Filling in the large shrub vegetation level, growing nearly as wide as it does tall, mature oval-leaved viburnum usually stands between five and fifteen feet tall and measures six to ten feet across. Large shrubs help reduce soil erosion by creating a break in rainfall. They provide dynamic shelter for many birds and small mammals. Some nest in large shrubs or comb the shrubs for insect meals, while others stay near to keep safe from predators who are often too big to navigate the tight spaces created by sprawling stems. Others will be attracted when the fruit is ripe and ready for picking.
While oval-leaved viburnum is easy to grow and a boon to local wildlife, it is more difficult to find locally than other native shrubs. A handful of garden shops and nurseries in the Portland-Vancouver metro area carry them, but go online or call first before making the trip. Finding it will be the most challenging part of incorporating oval-leaved viburnum into your space. Once found and established, oval-leaved viburnum will require little from you to thrive, aside from the occasional pruning. Native shrubs are by no means few and far between in local gardens, but oval-leaved viburnum is a hidden gem that will enhance the appeal of your garden, both for you and visiting critters.
- “arrowwood, viburnum, (Viburnum opulus=swamp elder), wild raisin.” nwf.org. Native Plant Finder. https://www.nwf.org/NativePlantFinder/Plants/3449
- “Western blackhaw.” Native Plants Database. Audubon. https://www.audubon.org/native-plants/search?zipcode=97203
- “Oval Leaved Viburnum – Viburnum ellipticum.” emswcd.org. East Multnomah Soil & Water Conservation District. 2016. https://emswcd.org/oval-leaved-viburnum/
- “Viburnum ellipticum.” Landscapeplants.oregonstate.edu. Oregon State University. https://landscapeplants.oregonstate.edu/plants/viburnum-ellipticum

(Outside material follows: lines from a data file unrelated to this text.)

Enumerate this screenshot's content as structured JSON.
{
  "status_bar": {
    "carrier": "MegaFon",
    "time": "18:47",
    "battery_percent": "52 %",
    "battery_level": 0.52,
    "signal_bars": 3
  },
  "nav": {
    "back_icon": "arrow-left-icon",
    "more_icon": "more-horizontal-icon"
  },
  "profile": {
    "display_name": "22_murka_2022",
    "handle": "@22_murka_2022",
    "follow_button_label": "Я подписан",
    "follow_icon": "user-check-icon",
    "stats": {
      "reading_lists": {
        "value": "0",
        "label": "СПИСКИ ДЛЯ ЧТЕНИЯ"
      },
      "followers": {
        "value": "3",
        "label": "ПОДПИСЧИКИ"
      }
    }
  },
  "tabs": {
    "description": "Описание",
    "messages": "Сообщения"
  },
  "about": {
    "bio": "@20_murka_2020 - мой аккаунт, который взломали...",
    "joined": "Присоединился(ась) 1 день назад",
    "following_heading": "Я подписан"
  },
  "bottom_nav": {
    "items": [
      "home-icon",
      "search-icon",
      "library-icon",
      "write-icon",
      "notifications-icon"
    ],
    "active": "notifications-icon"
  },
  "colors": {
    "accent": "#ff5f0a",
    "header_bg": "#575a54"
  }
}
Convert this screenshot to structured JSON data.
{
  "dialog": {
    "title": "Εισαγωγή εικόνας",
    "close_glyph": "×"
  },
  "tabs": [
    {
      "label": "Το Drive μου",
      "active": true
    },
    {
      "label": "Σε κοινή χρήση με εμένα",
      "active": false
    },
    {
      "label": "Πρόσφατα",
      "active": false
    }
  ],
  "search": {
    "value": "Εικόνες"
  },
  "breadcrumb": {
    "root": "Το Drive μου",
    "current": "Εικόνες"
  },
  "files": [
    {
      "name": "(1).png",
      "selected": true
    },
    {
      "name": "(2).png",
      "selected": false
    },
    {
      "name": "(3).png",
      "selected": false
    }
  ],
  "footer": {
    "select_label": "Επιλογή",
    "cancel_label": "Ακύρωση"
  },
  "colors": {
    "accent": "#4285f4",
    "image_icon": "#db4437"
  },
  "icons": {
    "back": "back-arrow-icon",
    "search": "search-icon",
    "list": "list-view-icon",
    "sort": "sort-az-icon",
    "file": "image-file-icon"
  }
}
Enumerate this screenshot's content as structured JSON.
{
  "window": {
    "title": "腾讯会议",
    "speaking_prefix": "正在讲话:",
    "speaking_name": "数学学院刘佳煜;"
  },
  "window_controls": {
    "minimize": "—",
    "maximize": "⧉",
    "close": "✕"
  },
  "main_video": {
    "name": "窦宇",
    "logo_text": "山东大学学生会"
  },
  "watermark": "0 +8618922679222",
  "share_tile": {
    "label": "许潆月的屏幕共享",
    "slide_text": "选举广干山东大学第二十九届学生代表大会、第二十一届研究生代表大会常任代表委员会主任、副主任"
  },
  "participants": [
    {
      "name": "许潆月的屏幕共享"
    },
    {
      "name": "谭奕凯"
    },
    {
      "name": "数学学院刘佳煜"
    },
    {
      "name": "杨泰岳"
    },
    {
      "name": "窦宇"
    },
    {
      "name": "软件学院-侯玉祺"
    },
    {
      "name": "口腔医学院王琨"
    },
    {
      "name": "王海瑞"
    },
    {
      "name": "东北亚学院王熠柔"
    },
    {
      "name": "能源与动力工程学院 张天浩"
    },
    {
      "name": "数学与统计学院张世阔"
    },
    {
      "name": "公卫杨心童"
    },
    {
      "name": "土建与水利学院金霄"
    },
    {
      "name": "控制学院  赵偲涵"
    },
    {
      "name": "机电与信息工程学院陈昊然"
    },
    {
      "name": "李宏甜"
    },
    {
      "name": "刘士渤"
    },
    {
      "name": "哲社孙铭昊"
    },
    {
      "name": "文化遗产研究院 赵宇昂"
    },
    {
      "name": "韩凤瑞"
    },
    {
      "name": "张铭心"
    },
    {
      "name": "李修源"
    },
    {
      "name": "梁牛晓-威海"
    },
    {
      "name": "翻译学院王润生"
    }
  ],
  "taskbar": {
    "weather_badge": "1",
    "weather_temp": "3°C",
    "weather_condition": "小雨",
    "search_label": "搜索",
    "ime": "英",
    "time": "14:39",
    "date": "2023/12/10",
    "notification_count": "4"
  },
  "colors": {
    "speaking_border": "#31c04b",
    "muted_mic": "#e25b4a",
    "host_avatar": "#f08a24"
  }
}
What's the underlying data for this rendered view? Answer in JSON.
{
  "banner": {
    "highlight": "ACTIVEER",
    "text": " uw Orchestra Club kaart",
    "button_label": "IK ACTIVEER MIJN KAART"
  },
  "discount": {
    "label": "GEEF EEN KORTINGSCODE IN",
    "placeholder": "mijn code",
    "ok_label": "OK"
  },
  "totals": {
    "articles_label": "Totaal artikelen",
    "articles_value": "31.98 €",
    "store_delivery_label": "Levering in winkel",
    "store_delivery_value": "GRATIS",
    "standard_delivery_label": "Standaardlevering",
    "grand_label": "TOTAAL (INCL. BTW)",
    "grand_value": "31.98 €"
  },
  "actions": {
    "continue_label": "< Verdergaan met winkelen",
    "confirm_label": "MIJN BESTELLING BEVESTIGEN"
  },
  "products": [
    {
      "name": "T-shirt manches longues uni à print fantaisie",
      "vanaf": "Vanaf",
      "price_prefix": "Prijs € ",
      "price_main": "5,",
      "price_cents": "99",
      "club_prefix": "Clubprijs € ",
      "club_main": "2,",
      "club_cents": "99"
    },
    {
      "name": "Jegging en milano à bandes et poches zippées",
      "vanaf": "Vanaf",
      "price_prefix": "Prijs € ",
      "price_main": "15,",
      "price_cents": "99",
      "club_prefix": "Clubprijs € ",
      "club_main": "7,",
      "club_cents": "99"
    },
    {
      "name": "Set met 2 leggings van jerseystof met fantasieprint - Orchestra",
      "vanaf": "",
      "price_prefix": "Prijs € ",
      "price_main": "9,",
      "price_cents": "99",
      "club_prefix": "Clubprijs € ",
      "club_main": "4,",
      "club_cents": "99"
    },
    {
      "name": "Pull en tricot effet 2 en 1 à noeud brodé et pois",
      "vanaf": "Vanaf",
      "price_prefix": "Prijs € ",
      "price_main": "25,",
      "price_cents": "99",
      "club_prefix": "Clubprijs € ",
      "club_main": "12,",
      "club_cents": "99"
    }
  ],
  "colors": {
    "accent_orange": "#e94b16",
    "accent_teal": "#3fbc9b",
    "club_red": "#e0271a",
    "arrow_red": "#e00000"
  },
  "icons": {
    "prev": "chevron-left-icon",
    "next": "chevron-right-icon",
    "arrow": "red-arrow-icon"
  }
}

- “Viburnum ellipticum Hook. – common viburnum.” Plants.usda.gov. United States Department of Agriculture, Natural Resources Conservation Service. https://plants.usda.gov/home/plantProfile?symbol=VIEL